Supplied material
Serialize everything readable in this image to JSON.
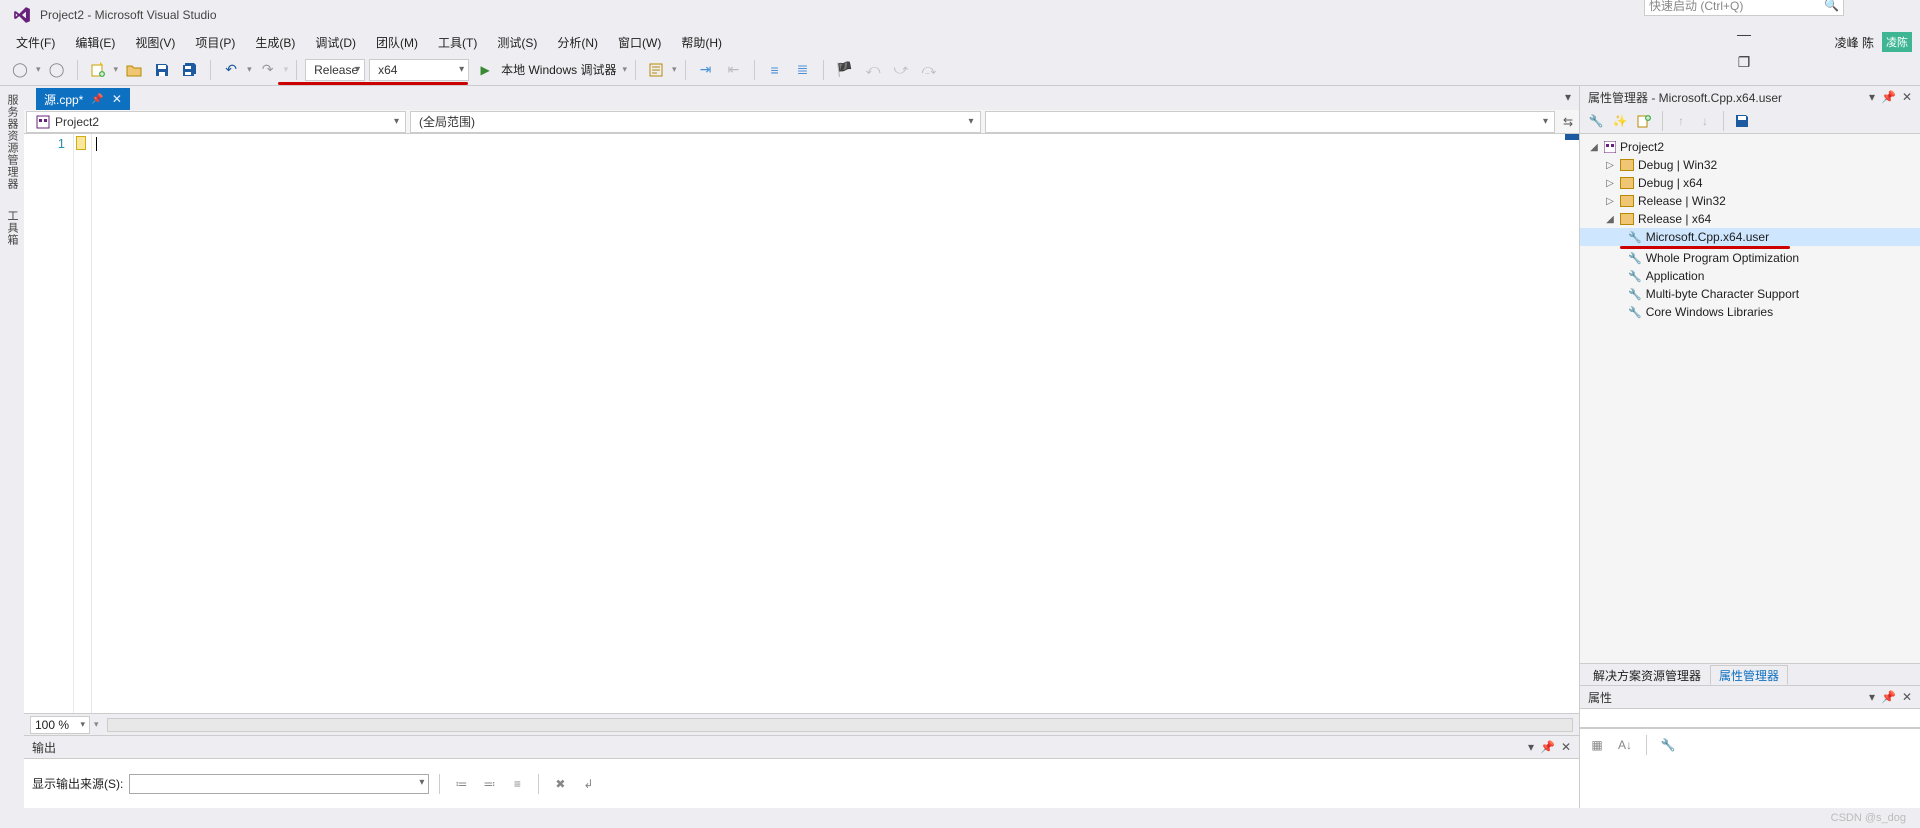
{
  "title": "Project2 - Microsoft Visual Studio",
  "quick_launch_placeholder": "快速启动 (Ctrl+Q)",
  "menu": {
    "file": "文件(F)",
    "edit": "编辑(E)",
    "view": "视图(V)",
    "project": "项目(P)",
    "build": "生成(B)",
    "debug": "调试(D)",
    "team": "团队(M)",
    "tools": "工具(T)",
    "test": "测试(S)",
    "analyze": "分析(N)",
    "window": "窗口(W)",
    "help": "帮助(H)"
  },
  "user": {
    "name": "凌峰 陈",
    "badge": "凌陈"
  },
  "toolbar": {
    "config": "Release",
    "platform": "x64",
    "debugger": "本地 Windows 调试器"
  },
  "doc_tab": {
    "label": "源.cpp*",
    "pin": "⊕"
  },
  "scope": {
    "project": "Project2",
    "scope_label": "(全局范围)",
    "member": ""
  },
  "editor": {
    "line_number": "1"
  },
  "zoom": "100 %",
  "output": {
    "title": "输出",
    "source_label": "显示输出来源(S):"
  },
  "property_manager": {
    "title": "属性管理器 - Microsoft.Cpp.x64.user",
    "root": "Project2",
    "nodes": [
      "Debug | Win32",
      "Debug | x64",
      "Release | Win32",
      "Release | x64"
    ],
    "children": [
      "Microsoft.Cpp.x64.user",
      "Whole Program Optimization",
      "Application",
      "Multi-byte Character Support",
      "Core Windows Libraries"
    ]
  },
  "right_tabs": {
    "solution_explorer": "解决方案资源管理器",
    "property_manager": "属性管理器"
  },
  "props_panel": {
    "title": "属性"
  },
  "watermark": "CSDN @s_dog"
}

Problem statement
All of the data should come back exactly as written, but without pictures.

Solution to the problem
Serialize everything readable in this image to JSON.
{
  "title": "Project2 - Microsoft Visual Studio",
  "quick_launch_placeholder": "快速启动 (Ctrl+Q)",
  "menu": {
    "file": "文件(F)",
    "edit": "编辑(E)",
    "view": "视图(V)",
    "project": "项目(P)",
    "build": "生成(B)",
    "debug": "调试(D)",
    "team": "团队(M)",
    "tools": "工具(T)",
    "test": "测试(S)",
    "analyze": "分析(N)",
    "window": "窗口(W)",
    "help": "帮助(H)"
  },
  "user": {
    "name": "凌峰 陈",
    "badge": "凌陈"
  },
  "toolbar": {
    "config": "Release",
    "platform": "x64",
    "debugger": "本地 Windows 调试器"
  },
  "doc_tab": {
    "label": "源.cpp*",
    "pin": "⊕"
  },
  "scope": {
    "project": "Project2",
    "scope_label": "(全局范围)",
    "member": ""
  },
  "editor": {
    "line_number": "1"
  },
  "zoom": "100 %",
  "output": {
    "title": "输出",
    "source_label": "显示输出来源(S):"
  },
  "property_manager": {
    "title": "属性管理器 - Microsoft.Cpp.x64.user",
    "root": "Project2",
    "nodes": [
      "Debug | Win32",
      "Debug | x64",
      "Release | Win32",
      "Release | x64"
    ],
    "children": [
      "Microsoft.Cpp.x64.user",
      "Whole Program Optimization",
      "Application",
      "Multi-byte Character Support",
      "Core Windows Libraries"
    ]
  },
  "right_tabs": {
    "solution_explorer": "解决方案资源管理器",
    "property_manager": "属性管理器"
  },
  "props_panel": {
    "title": "属性"
  },
  "watermark": "CSDN @s_dog"
}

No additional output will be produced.